    The AES department supported the first year of the MinXSS project and this was augmented with support from the National Science Foundation (NSF) in the second year, which enabled the design and manufacture of the first flight prototype. With subsequent funding by NASA’s Heliophysics Division in 2014-2016, two flight models have been built. NASA funding also supports environmental testing, mission operations, data analysis and public data distribution.

    MinXSS is part of a greater international movement to use CubeSats for important scientific research. Since the first CubeSat was developed in 1999, these miniature satellites have emerged as invaluable tools of education and science. CubeSats offer students the unique opportunity to design, construct and test hardware that will be flown in-orbit with meaningful scientific objectives.

    CubeSats are built to standard specifications of 1 unit (U), which is equal to 10x10x10 centimeters (about 4x4x4 inches). CubeSats can be 1U, 2U, 3U or 6U in size, weighing about 3 pounds per U. They often are launched into orbit as auxiliary payloads aboard rockets, significantly reducing costs.

    In the future, 12U and 27U CubeSat standards will open up even more science capabilities by allowing for larger and more sophisticated instruments. Standardized buses that can be commercially procured are becoming readily available.

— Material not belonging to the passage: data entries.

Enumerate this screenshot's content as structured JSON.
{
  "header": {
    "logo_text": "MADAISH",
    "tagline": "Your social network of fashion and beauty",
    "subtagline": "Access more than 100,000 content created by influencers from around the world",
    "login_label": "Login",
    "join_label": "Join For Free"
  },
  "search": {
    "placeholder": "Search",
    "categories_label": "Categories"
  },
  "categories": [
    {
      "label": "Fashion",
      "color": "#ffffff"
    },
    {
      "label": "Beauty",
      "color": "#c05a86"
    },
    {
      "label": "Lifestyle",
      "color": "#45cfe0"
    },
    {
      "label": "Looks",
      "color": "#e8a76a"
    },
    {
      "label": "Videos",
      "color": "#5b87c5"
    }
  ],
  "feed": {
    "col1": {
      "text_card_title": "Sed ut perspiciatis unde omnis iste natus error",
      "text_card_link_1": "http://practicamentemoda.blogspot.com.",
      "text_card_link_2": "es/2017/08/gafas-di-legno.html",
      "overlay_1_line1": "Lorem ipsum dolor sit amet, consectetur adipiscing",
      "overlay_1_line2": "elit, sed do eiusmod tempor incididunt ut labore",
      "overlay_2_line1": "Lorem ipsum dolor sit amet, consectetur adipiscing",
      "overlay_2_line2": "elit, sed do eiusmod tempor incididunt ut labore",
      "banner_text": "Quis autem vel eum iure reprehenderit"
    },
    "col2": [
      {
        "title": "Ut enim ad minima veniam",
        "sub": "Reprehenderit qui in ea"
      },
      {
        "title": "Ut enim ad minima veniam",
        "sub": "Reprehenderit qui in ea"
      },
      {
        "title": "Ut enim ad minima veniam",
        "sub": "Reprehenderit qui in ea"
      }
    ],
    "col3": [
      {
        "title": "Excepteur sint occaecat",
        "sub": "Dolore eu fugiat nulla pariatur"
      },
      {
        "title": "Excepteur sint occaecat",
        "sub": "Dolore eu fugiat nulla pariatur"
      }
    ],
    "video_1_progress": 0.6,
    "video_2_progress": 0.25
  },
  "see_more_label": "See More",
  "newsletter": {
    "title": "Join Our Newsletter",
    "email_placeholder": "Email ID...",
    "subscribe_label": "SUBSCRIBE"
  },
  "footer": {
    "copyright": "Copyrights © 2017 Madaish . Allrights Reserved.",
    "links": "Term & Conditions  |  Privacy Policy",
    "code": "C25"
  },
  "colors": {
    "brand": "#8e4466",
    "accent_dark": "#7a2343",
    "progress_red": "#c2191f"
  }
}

    This is a compressed version of the 55 GB of video and pictures taken for MinXSS. If you like the music, you can download it free from soundcloud.com/reticentmusic/ode-to-minx­ss